Record set »
══════
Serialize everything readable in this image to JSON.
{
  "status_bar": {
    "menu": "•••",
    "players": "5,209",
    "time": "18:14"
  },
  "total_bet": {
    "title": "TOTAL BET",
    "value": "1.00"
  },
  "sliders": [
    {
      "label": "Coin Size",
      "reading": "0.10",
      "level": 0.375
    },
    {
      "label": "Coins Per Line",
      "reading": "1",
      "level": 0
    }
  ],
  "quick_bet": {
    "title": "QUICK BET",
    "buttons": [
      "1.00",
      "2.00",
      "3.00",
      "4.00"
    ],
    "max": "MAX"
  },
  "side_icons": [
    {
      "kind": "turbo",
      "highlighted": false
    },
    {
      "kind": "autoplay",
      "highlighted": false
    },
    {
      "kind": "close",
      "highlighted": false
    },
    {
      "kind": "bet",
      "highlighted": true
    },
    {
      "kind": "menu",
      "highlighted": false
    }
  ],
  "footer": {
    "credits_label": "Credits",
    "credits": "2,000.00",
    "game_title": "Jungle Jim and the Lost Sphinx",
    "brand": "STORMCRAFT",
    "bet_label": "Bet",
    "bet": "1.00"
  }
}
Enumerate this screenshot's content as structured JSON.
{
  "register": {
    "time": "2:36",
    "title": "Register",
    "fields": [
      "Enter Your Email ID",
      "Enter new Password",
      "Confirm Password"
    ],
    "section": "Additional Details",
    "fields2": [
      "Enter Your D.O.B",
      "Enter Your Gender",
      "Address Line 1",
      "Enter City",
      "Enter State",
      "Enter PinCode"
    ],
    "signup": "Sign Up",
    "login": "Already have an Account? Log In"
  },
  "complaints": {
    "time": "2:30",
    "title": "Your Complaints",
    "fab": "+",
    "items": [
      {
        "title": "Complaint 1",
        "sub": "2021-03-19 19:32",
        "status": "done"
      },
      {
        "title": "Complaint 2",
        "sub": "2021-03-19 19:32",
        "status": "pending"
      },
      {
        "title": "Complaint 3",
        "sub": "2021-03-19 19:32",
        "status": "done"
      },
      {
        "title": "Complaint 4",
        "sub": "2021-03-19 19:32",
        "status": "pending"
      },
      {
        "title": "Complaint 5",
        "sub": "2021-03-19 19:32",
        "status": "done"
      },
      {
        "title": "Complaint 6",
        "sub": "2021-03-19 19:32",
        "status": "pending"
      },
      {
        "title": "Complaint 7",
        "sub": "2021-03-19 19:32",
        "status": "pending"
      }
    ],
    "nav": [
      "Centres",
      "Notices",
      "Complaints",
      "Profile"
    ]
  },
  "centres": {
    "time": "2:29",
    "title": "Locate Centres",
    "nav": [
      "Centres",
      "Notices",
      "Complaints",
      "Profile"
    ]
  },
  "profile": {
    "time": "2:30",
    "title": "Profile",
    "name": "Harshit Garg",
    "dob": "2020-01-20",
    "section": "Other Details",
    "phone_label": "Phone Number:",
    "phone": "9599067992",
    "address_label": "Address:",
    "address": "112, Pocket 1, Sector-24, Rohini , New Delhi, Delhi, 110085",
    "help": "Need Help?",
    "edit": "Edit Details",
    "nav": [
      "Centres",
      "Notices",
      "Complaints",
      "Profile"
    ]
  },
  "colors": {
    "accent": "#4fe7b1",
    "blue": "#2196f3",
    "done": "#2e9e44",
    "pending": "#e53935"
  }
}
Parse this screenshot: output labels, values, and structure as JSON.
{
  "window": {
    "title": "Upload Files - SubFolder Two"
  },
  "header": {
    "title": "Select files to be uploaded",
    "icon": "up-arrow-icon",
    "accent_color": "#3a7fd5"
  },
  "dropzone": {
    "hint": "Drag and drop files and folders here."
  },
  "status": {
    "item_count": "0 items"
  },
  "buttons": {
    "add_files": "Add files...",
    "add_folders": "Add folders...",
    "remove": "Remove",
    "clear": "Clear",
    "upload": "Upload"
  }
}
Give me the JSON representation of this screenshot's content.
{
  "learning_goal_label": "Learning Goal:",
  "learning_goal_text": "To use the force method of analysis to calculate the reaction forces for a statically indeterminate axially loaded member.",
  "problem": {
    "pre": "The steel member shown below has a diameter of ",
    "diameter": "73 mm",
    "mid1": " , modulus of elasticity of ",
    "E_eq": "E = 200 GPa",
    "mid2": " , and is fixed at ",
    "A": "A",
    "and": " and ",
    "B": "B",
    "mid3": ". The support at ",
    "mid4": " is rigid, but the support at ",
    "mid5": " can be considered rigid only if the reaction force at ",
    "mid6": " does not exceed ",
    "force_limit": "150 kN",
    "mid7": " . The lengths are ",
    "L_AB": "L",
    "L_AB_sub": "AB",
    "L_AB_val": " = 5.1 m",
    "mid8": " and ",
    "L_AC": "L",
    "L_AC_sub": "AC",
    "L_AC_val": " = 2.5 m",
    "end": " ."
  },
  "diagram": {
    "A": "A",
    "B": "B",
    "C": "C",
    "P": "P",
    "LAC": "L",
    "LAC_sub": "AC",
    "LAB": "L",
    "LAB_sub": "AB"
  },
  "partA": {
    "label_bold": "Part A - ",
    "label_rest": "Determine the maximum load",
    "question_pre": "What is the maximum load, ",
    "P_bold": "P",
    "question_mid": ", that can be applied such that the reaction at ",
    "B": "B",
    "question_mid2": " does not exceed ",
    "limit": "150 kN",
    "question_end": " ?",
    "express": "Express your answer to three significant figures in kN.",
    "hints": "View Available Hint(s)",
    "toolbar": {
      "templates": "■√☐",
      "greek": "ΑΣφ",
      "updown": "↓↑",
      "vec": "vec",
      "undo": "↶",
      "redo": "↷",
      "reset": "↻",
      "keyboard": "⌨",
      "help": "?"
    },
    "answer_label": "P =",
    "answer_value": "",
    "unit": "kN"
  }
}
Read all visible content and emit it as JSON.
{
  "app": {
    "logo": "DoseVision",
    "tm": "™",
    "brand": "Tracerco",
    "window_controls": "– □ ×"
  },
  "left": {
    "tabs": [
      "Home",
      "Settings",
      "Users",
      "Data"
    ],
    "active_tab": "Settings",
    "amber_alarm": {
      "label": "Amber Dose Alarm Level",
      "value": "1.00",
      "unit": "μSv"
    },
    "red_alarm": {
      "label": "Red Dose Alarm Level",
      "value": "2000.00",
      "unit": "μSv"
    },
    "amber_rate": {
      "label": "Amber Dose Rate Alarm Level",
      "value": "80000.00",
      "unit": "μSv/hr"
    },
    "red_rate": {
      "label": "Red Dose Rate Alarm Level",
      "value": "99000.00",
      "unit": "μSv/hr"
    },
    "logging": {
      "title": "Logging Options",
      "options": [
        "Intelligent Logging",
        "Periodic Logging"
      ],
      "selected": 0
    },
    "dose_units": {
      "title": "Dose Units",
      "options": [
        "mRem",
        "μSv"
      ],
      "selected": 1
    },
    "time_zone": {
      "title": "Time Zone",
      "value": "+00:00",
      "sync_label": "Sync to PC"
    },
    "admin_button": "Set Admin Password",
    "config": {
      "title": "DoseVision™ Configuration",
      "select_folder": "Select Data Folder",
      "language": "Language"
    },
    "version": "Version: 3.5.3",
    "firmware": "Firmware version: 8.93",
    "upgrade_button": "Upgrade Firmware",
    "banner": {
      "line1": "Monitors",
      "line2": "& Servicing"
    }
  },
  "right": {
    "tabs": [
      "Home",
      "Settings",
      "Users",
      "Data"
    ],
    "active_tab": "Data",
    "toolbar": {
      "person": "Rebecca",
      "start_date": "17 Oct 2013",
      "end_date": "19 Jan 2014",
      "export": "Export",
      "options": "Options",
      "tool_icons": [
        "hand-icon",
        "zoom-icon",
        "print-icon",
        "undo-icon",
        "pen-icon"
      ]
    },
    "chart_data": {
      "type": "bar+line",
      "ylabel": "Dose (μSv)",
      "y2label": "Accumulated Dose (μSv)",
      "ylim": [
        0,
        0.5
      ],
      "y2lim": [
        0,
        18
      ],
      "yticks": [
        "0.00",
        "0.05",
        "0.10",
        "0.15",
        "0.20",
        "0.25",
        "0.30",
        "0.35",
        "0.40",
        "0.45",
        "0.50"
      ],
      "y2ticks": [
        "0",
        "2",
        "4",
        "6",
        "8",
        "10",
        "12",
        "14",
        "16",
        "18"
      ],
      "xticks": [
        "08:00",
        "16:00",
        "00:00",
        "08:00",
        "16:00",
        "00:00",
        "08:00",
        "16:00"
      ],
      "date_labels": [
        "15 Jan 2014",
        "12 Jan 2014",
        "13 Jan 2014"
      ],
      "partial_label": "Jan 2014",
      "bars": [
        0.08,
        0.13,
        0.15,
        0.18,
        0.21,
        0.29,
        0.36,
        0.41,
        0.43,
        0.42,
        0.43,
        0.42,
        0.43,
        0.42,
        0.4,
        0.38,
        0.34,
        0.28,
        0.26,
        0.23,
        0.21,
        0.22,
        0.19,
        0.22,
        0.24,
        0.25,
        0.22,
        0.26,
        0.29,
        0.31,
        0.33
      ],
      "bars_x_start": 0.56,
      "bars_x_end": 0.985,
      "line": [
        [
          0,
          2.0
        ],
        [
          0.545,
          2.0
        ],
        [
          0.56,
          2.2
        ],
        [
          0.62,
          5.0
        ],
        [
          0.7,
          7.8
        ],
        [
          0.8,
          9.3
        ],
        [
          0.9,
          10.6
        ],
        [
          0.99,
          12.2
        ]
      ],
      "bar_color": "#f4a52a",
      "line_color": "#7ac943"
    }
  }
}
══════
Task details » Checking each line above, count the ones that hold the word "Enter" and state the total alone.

Answer to this problem » 7